Different states have slightly varying definitions of terms such as rape, sexual abuse and sexual assault. The exact definition of these terms can have very important consequences for the outcome of a charge. It could mean the difference between innocence and jail time. The legal role and definition of consent is similar. Understanding the legal definitions of consent can help you to understand the law and the implications of certain charges,
Different types of consent
Consent can be very difficult to prove or disprove, because sometimes consent may be implied, misinterpreted or expressly given. Therefore, consent is divided into three main categories under the law:
- Affirmative consent: The person verbally or physically communicated that he or she wanted to engage in the act in question.

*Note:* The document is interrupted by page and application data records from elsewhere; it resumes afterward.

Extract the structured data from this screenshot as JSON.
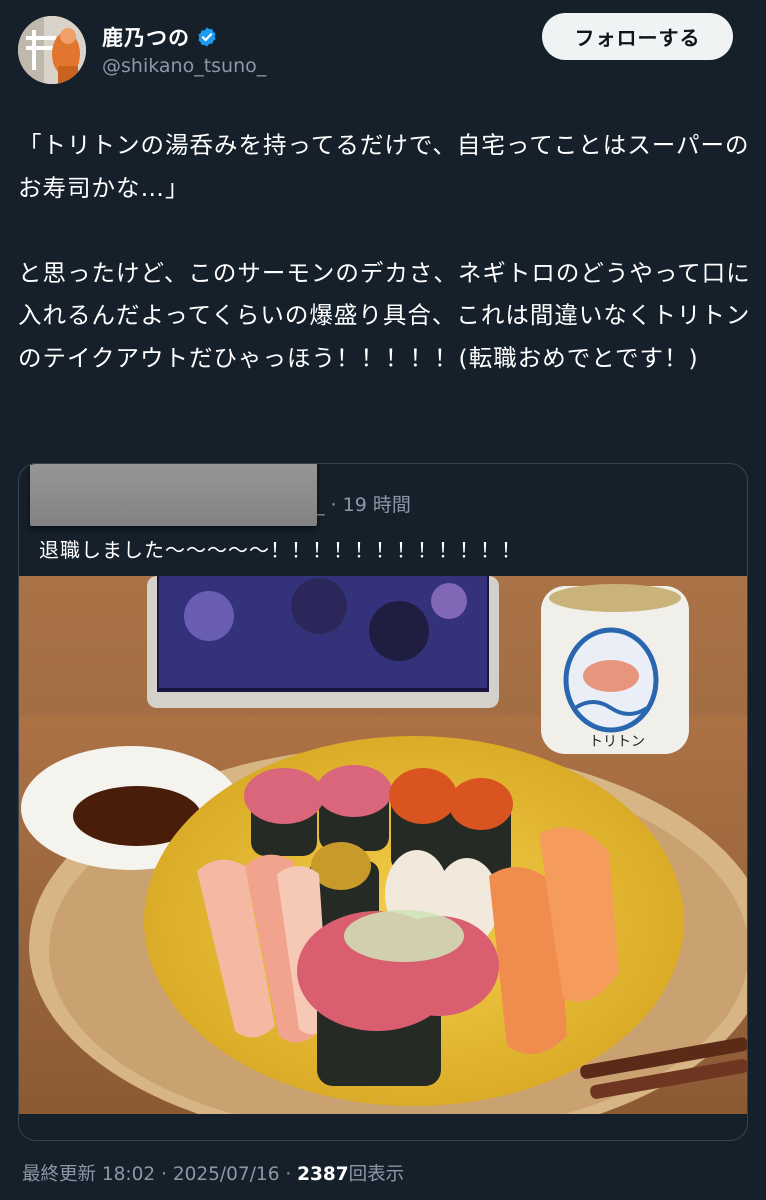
{
  "author": {
    "display_name": "鹿乃つの",
    "handle": "@shikano_tsuno_",
    "verified": true
  },
  "follow_button_label": "フォローする",
  "tweet": {
    "paragraph_1": "「トリトンの湯呑みを持ってるだけで、自宅ってことはスーパーのお寿司かな…」",
    "paragraph_2": "と思ったけど、このサーモンのデカさ、ネギトロのどうやって口に入れるんだよってくらいの爆盛り具合、これは間違いなくトリトンのテイクアウトだひゃっほう！！！！！(転職おめでとです！)"
  },
  "quoted_tweet": {
    "time_ago": "_ · 19 時間",
    "text": "退職しました〜〜〜〜〜！！！！！！！！！！！！",
    "cup_label": "トリトン"
  },
  "footer": {
    "last_updated": "最終更新 18:02 · 2025/07/16 · ",
    "views_count": "2387",
    "views_label": "回表示"
  },
  "colors": {
    "background": "#15202b",
    "secondary_text": "#8b98a5",
    "verified_blue": "#1d9bf0",
    "card_border": "#38444d"
  }
}
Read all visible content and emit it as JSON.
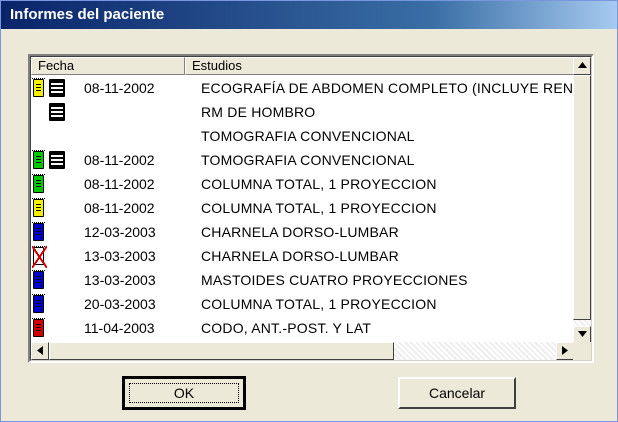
{
  "window": {
    "title": "Informes del paciente"
  },
  "list": {
    "columns": [
      "Fecha",
      "Estudios"
    ],
    "rows": [
      {
        "date": "08-11-2002",
        "study": "ECOGRAFÍA DE ABDOMEN COMPLETO (INCLUYE RENA",
        "icons": [
          "doc-yellow-icon",
          "xray-film-icon"
        ]
      },
      {
        "date": "",
        "study": "RM DE HOMBRO",
        "icons": [
          "xray-film-icon"
        ]
      },
      {
        "date": "",
        "study": "TOMOGRAFIA CONVENCIONAL",
        "icons": []
      },
      {
        "date": "08-11-2002",
        "study": "TOMOGRAFIA CONVENCIONAL",
        "icons": [
          "doc-green-icon",
          "xray-film-icon"
        ]
      },
      {
        "date": "08-11-2002",
        "study": "COLUMNA TOTAL, 1 PROYECCION",
        "icons": [
          "doc-green-icon"
        ]
      },
      {
        "date": "08-11-2002",
        "study": "COLUMNA TOTAL, 1 PROYECCION",
        "icons": [
          "doc-yellow-icon"
        ]
      },
      {
        "date": "12-03-2003",
        "study": "CHARNELA DORSO-LUMBAR",
        "icons": [
          "doc-blue-icon"
        ]
      },
      {
        "date": "13-03-2003",
        "study": "CHARNELA DORSO-LUMBAR",
        "icons": [
          "doc-cancelled-icon"
        ]
      },
      {
        "date": "13-03-2003",
        "study": "MASTOIDES CUATRO PROYECCIONES",
        "icons": [
          "doc-blue-icon"
        ]
      },
      {
        "date": "20-03-2003",
        "study": "COLUMNA TOTAL, 1 PROYECCION",
        "icons": [
          "doc-blue-icon"
        ]
      },
      {
        "date": "11-04-2003",
        "study": "CODO, ANT.-POST. Y LAT",
        "icons": [
          "doc-red-icon"
        ]
      }
    ]
  },
  "buttons": {
    "ok_label": "OK",
    "cancel_label": "Cancelar"
  },
  "colors": {
    "doc-yellow": "#f0f000",
    "doc-green": "#00c800",
    "doc-blue": "#0000c8",
    "doc-red": "#d00000",
    "doc-cancelled": "#ffffff"
  }
}
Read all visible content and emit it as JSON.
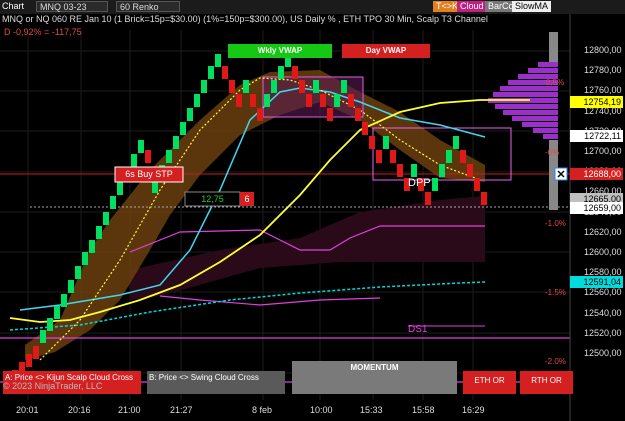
{
  "toolbar": {
    "chart_menu": "Chart",
    "instrument": "MNQ 03-23",
    "bar_type": "60 Renko",
    "btn_tc": "T<>K",
    "btn_cloud": "Cloud",
    "btn_barcol": "BarCol",
    "btn_slowma": "SlowMA"
  },
  "chart_title": "MNQ or NQ 060 RE Jan 10 (1 Brick=15p=$30.00) (1%=150p=$300.00), US Daily % , ETH TPO 30 Min, Scalp T3 Channel",
  "change_readout": "D -0,92% = -117,75",
  "labels": {
    "wkly_vwap": "Wkly VWAP",
    "day_vwap": "Day VWAP",
    "buy_stp": "6s Buy STP",
    "order_qty_price": "12,75",
    "order_qty": "6",
    "dpp": "DPP",
    "ds1": "DS1",
    "pct_top": "0,5%",
    "pct_0": "-0%",
    "pct_1": "-1.0%",
    "pct_15": "-1.5%",
    "pct_2": "-2.0%",
    "copyright": "© 2023 NinjaTrader, LLC"
  },
  "price_axis": {
    "ticks": [
      "12800,00",
      "12780,00",
      "12760,00",
      "12740,00",
      "12720,00",
      "12700,00",
      "12680,00",
      "12660,00",
      "12640,00",
      "12620,00",
      "12600,00",
      "12580,00",
      "12560,00",
      "12540,00",
      "12520,00",
      "12500,00"
    ],
    "price_labels": [
      {
        "text": "12754,19",
        "bg": "#ffff00",
        "fg": "#000000"
      },
      {
        "text": "12722,11",
        "bg": "#ffffff",
        "fg": "#000000"
      },
      {
        "text": "12688,00",
        "bg": "#d42020",
        "fg": "#ffffff"
      },
      {
        "text": "12665,00",
        "bg": "#c0c0c0",
        "fg": "#000000"
      },
      {
        "text": "12659,00",
        "bg": "#ffffff",
        "fg": "#000000"
      },
      {
        "text": "12591,04",
        "bg": "#00dcdc",
        "fg": "#000000"
      }
    ]
  },
  "time_axis": [
    "20:01",
    "20:16",
    "21:00",
    "21:27",
    "8 feb",
    "10:00",
    "15:33",
    "15:58",
    "16:29"
  ],
  "buttons": {
    "kijun": "A: Price <> Kijun Scalp Cloud Cross",
    "swing": "B: Price <> Swing Cloud Cross",
    "momentum": "MOMENTUM",
    "eth_or": "ETH OR",
    "rth_or": "RTH OR"
  },
  "colors": {
    "up_brick": "#00e060",
    "down_brick": "#e01818",
    "cloud": "#7a4a10",
    "profile": "#9b30c8",
    "yellow_ma": "#ffff30",
    "cyan_ma": "#40d8f0",
    "magenta": "#e040e0"
  }
}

- Freely given consent: The person consented to the actions implicitly because he or she was not coerced or forced, and he or she had the opportunity to refuse.
- Capacity to consent: This refers to the question of whether the person was mentally, physically or legally able to give consent to engage in the act in question.
Capacity to consent in more detail
If a person was deemed by the courts as not capable of giving consent, this may have occurred for one of many reasons. The issue is not black and white, and there are many factors that are taken into consideration when determining this. Firstly, age is a factor when determining whether a person is old enough to give consent to engage in sexual activity. Other factors include whether the person is intoxicated, mentally capable or stable and whether he or she was coerced or manipulated by the perpetrator.
Establishing consent can be a complex issue and it is important to speak to a trusted legal advisor if you have any questions or concerns.
Source: Rainn, "The legal role of consent," accessed Sep. 14, 2017